National Register of Historic Places in Amador County
As early as 1854, farm lands in Ione Valley and Jackson Valley had been damaged by debris carried in streams from placer gold mines. Later, hydraulic gold mining caused damage as far as the Sacramento and San Joaquin Valleys. Finally, quartz mining released even greater residue into nearby streams.
The Caminetti Act of 1893 created the California Debris Commission, but enforcement was weak. In 1913, two decades later, litigation forced mining companies to control debris or cease operations.
Many stamp mills were located far from potential disposal areas. The Zeile Mine, near Jackson, closed in 1914 for lack of a disposal area. The Argonaut Mine moved its mill from a location below what is now Highway 49 to the top of the hill where its tailings could be carried to a controlled area.
Prior to 1914, Kennedy Mining and Milling Company deposited tailings south of the mill where much of the debris found its way into the North Fork of Jackson Creek. To remain in business, Kennedy Mining adapted a wheel system used in Montana to lift mining debris to higher elevations.

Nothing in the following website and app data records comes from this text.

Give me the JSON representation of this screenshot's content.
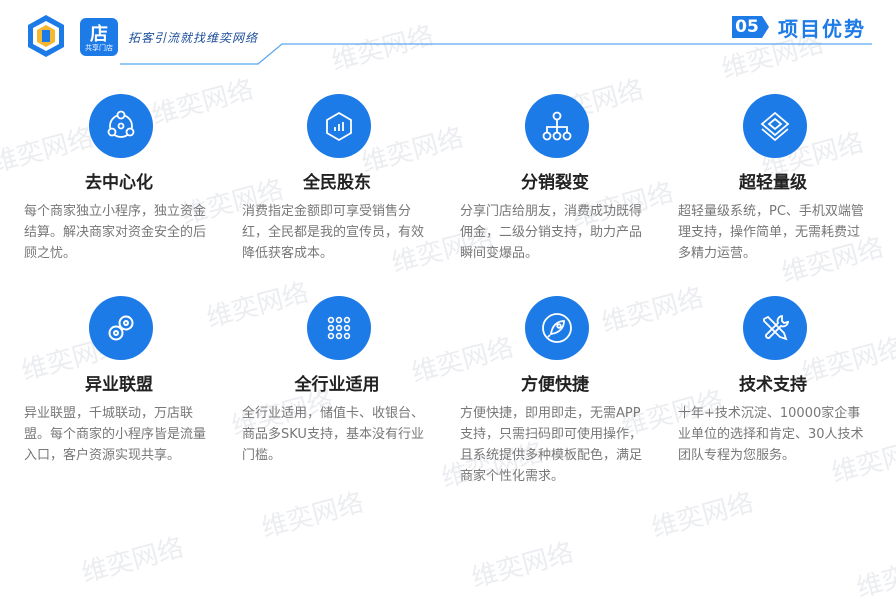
{
  "header": {
    "app_badge_top": "店",
    "app_badge_bottom": "共享门店",
    "slogan": "拓客引流就找维奕网络",
    "section_number": "05",
    "section_title": "项目优势"
  },
  "watermark_text": "维奕网络",
  "colors": {
    "accent": "#1d7be8",
    "title": "#222222",
    "desc": "#777777"
  },
  "features": [
    {
      "icon": "network-icon",
      "title": "去中心化",
      "desc": "每个商家独立小程序，独立资金结算。解决商家对资金安全的后顾之忧。"
    },
    {
      "icon": "chart-box-icon",
      "title": "全民股东",
      "desc": "消费指定金额即可享受销售分红，全民都是我的宣传员，有效降低获客成本。"
    },
    {
      "icon": "hierarchy-icon",
      "title": "分销裂变",
      "desc": "分享门店给朋友，消费成功既得佣金，二级分销支持，助力产品瞬间变爆品。"
    },
    {
      "icon": "layers-icon",
      "title": "超轻量级",
      "desc": "超轻量级系统，PC、手机双端管理支持，操作简单，无需耗费过多精力运营。"
    },
    {
      "icon": "link-icon",
      "title": "异业联盟",
      "desc": "异业联盟，千城联动，万店联盟。每个商家的小程序皆是流量入口，客户资源实现共享。"
    },
    {
      "icon": "grid-dots-icon",
      "title": "全行业适用",
      "desc": "全行业适用，储值卡、收银台、商品多SKU支持，基本没有行业门槛。"
    },
    {
      "icon": "rocket-icon",
      "title": "方便快捷",
      "desc": "方便快捷，即用即走，无需APP支持，只需扫码即可使用操作，且系统提供多种模板配色，满足商家个性化需求。"
    },
    {
      "icon": "tools-icon",
      "title": "技术支持",
      "desc": "十年+技术沉淀、10000家企事业单位的选择和肯定、30人技术团队专程为您服务。"
    }
  ]
}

The Kennedy Tailing Wheels used gravity to convey tailings via holding dams and flumes to a series of four wheels which lifted the tailings over two hills. The tailings then flowed downhill to an impounding dam. The distance from the stamp mill to the dam was about four thousand feet.
Adapted from the NRHP nomination.